This 2012 photo released by A&E shows, from left, Phil Robertson, Jase Robertson, Si Robertson and Willie Robertson from the A&E series "Duck Dynasty."

Reality TV show “Duck Dynasty” is a veritable ratings monolith. To wit: The program’s Aug. 14 season 4 premiere attracted 11.8 million viewers — “the largest audience ever for a nonfiction telecast on cable television,” the New York Times reported. “That total (included) 6.3 million viewers in the advertiser-preferred demographic of 25- to 54-year-olds.”

The popularity of “Duck Dynasty” largely stems from its ability to credibly portray the Christian faith and familial love of the Louisiana-based Robertson clan.

Andy Greenwald, who reports about television for the sports and entertainment website Grantland, recently watched his first episode of “Duck Dynasty.” In his article “All It’s Quacked Up to Be,” he wrote, “I expected artificial sweetener and was surprised to find real sugar.”

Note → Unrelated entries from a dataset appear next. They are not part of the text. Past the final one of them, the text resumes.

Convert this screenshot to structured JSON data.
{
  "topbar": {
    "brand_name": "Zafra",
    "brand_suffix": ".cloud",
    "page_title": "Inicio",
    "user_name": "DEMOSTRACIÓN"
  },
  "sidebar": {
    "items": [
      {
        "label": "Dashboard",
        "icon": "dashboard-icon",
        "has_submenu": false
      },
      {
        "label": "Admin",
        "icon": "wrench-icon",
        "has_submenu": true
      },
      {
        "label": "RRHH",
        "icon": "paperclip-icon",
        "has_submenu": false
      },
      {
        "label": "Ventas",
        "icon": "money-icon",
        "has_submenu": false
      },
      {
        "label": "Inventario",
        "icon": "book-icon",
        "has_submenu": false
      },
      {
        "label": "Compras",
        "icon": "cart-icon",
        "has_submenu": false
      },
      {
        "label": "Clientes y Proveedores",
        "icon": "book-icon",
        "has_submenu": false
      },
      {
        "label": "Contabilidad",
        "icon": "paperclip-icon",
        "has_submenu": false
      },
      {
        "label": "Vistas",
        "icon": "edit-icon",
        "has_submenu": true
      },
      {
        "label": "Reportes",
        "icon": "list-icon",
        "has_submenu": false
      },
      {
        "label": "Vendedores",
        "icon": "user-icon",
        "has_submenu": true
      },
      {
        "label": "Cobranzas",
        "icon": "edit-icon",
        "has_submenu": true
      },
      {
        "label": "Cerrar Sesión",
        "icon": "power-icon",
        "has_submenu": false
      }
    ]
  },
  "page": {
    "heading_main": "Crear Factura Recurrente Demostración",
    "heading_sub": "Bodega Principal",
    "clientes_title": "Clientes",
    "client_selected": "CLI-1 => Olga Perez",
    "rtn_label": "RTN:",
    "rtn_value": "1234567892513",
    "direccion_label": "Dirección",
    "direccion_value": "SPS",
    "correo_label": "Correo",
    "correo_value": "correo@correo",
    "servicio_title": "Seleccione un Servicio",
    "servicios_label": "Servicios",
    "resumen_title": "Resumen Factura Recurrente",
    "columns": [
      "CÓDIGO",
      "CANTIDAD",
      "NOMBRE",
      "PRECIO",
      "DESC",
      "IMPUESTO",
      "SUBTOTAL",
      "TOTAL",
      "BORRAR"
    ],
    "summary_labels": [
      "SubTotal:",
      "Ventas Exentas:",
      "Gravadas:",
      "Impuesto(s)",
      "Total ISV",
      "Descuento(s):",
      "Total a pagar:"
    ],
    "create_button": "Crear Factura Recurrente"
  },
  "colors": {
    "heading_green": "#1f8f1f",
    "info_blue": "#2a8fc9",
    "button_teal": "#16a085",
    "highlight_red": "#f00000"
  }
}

“(The show’s) unpreachy but insistent message of Christianity and family values and its refusal to equate the simple life with being simple-minded (is) anachronistic,” Greenwald continued. “It's a delicate line … but the truth is, no one, not the shock merchants at Fox or the boundary-pushers at HBO, has ever been able to tamper with television's universal secret sauce: We like watching people who like each other; we're only able to truly invest in a show that is invested in the relationships between its characters; and all successful series are, in essence, about family.”

Earlier this month the Deseret News’ Sarah Petersen reported, “The Robertson family hasn't been shy about living their faith on their hit TV reality show, ‘Duck Dynasty.’ In fact, the show has become known for ending each episode at the dinner table as a family, in prayer.”

The Christian Post recently published an article that revisited an Aug. 1 interview in which two of the stars of “Duck Dynasty,” Jase and Missy Robertson, spoke openly about their belief in and adherence to abstinence before marriage.

“We were both virgins when we got married until our wedding night,” Jase Robertson said. “We decided to do it God's way and basically had a godly agreement that we would help each other get to heaven.”

The Washington Post reported Thursday that the “Duck Dynasty” viewership skews heavily toward a GOP demographic: “Republicans were about 50 percent more likely to tune in to the season premiere than Democrats, and Republicans who always vote in statewide elections were almost twice as likely to tune in than were Democrats.”

Email: jaskar@desnews.com